44 red pepper oct/nov2007
crippling impact it has had on the left is remarkable. Under Blair, No 10 and the Labour Party head office were obsessively concerned with every parliamentary candidate’s selection. Left-wing hopefuls, like Christine Shawcroft or Mark Seddon, were stopped at all costs. Party workers were tasked with personal lobbying for the leadership’s preferred choice, or were even told to chase up certain postal votes but not others. On the flip side, safe New Labour candidates were coached before selection meetings – events often packed with supporters. Blair was said to have taken a close personal interest in many selections. These same tactics have been used for elections to policy forums and in choosing Labour conference delegates. Conference management has been staggering. The renowned ‘delegate liaison’ staff – experts in armtwisting – work tirelessly to ensure correct speakers are chosen and votes go the right way.
‘Theweakness oftheleftis seen in the extentto which thepartymachinehas becomeinvolved in virtuallyeveryselection ofneutered parliamentarycandidates, mainlyto ensurethatleftcandidates areexcluded ordefeated’ Alan Simpson MP, Campaign Group

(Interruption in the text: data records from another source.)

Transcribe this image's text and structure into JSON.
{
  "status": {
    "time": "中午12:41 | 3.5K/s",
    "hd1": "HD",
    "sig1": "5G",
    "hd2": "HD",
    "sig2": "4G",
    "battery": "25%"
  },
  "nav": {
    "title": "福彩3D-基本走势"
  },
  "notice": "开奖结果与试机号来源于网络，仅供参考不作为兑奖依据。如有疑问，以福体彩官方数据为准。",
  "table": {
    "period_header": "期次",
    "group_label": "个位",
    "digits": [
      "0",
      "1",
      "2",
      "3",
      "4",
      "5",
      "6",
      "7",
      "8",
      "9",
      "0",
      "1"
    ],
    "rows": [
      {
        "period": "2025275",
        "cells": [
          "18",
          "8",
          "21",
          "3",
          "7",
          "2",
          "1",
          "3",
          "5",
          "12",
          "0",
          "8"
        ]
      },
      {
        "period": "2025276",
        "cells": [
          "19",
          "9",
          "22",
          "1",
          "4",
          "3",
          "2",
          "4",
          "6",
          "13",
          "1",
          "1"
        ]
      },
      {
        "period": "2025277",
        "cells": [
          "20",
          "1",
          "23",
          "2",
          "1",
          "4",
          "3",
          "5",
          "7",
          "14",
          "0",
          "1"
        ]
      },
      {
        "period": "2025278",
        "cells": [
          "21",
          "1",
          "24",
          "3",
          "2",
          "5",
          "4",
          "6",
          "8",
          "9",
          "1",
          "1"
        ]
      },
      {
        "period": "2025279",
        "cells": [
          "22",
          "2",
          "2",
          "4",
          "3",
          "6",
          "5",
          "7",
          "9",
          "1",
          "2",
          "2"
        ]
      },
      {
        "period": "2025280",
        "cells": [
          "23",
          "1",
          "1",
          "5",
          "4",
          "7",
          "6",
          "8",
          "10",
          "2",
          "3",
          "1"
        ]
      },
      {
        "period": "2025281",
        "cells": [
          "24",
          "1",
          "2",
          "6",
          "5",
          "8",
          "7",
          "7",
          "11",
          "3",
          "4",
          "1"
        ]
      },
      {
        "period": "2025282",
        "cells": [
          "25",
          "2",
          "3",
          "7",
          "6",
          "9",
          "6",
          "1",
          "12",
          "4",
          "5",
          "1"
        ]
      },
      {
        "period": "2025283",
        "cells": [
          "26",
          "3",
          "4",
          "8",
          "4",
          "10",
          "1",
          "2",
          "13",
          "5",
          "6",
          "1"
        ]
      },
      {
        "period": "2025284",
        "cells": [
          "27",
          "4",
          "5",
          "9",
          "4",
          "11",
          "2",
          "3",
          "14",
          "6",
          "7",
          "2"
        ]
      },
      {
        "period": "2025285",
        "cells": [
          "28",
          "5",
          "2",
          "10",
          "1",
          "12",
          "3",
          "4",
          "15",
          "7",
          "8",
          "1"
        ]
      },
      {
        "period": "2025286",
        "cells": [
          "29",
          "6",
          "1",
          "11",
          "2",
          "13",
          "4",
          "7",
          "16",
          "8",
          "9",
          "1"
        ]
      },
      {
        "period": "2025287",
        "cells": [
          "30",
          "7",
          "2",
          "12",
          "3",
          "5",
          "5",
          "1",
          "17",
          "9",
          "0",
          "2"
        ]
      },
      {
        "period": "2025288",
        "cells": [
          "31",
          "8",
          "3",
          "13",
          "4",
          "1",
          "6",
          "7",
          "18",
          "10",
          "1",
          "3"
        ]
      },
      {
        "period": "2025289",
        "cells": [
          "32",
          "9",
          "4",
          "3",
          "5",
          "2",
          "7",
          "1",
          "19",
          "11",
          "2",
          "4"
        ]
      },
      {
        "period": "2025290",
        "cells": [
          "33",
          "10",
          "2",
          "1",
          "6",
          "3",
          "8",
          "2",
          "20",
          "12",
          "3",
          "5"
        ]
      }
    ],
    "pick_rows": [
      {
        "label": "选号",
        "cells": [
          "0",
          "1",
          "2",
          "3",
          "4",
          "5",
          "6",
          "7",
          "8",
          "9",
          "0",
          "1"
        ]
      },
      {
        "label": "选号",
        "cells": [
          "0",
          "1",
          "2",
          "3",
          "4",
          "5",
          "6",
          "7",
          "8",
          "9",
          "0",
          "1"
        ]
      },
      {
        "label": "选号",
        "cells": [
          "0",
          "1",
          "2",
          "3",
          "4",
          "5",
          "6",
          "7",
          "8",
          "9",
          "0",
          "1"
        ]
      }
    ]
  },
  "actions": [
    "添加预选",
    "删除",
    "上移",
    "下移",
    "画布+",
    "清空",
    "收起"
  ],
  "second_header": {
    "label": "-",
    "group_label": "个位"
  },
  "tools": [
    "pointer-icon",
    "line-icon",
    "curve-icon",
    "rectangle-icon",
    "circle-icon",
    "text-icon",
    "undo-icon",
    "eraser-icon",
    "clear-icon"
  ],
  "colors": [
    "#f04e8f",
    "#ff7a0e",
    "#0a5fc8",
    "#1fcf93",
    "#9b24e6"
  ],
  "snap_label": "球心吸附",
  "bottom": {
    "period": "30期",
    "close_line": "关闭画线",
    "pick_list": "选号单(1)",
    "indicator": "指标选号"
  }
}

The upshot of this style has been the loss of many activists. Alienated by the war and policies such as the patchwork privatisation of the NHS, many feel a lack of influence over the direction of the party and leave. Labour’s membership tumbled from 407,000 in 1997 to just 177,000 in May 2007. This hollowing-out has accentuated the effectiveness of the leadership’s tactics – it is easier to manage a party that is an empty shell. The weakness of the parliamentary left follows from this. Critically-minded MPs take strength from local campaigning groups. Without them they can feel isolated and more vulnerable to pressure from the leadership. This was demonstrated starkly in the failure of a challenger to secure enough MPs’ nominations to take on Brown.
Fragmentation But it would be wrong to see the left as a helpless victim of attacks from the Labour right. Alan Simpson traces the left’s weakness back to its own ‘fragmentation’ in the mid 1980s. He says that events like the Socialist Conferences in Chesterfield – which drew together a broad spectrum of activists and thinkers between 1985 and 1987 – ‘contributed to the erosion of the left. There was nothing wrong with getting Tony Benn to stand [as
party leader in 1988], but this happened at the same time as people were jumping ship. It led to a diminished left in the Labour Party. ‘The Chesterfield stuff was the origins of Blairism,’ Simpson believes, ‘because we lost the discipline of the collective and said “the personal is the political, so everyone go off and do your own thing” The right then picked up this individualism and ran with it. The left was dispersed, resulting in the chaos we have now.’ An alternative view would posit that Chesterfieldstyle connections between social movements and the Labour left could not have such a causal impact. After all, they did not lead to fragmentation in other times – for example, in the late 1970s and early 1980s, when activists joined a more open Labour Party in significant numbers and added their energy to the traditional left. Indeed, it was these kinds of connections that John McDonnell attempted to rebuild in his leadership campaign, which comprised nearly a year of travelling and speaking to countless meetings. He is now channelling this momentum into the Labour Representation Committee, ‘a national network of Labour Party activists and trade unionists who are fighting for socialism in the Labour Party’, which is pointedly ‘open to members of the Labour Party or of no party at all’. Many argue that it is in opening practical and intellectual connections with campaigning movements that the future of the Labour left lies. McDonnell’s leadership bid caused ruptures within the Campaign Group. He did not enjoy the full support of its members, some of whom, including Alan Simpson, backed Meacher instead. The big unions refused to back either Meacher or McDonnell, despite the fact that both men stood on a platform that promised to increase union power and stop privatisation. Unions work within constraints – they often take the view that their members’ interests are best served by working with the Labour leadership, or in this case the leader-in-waiting. Within the union movement there is also a dense network of reciprocal ties that inhibit a union from going it alone. The large unions thought that a challenger to Gordon Brown would have no chance, and most of the smaller ones followed suit. Billy Hayes, general secretary of the Communication Workers’ Union, believes that the process wasn’t helped by tactical errors. ‘I think there was a miscalculation in the deal between Michael Meacher and John McDonnell on that Monday afternoon [when nominations for the party leadership were due to close and it was clear that neither had enough support on his own, so Meacher stood down in favour of McDonnell],’ he says. ‘I never thought it would be the case that Meacher’s supporters would all switch to McDonnell, but I think most of McDonnell’s would have backed Meacher.’ By contrast, when it came to the deputy leadership contest the lack of an obvious front-runner meant unions were more willing to throw their weight behind a candidate – Cruddas had the backing of the UK’s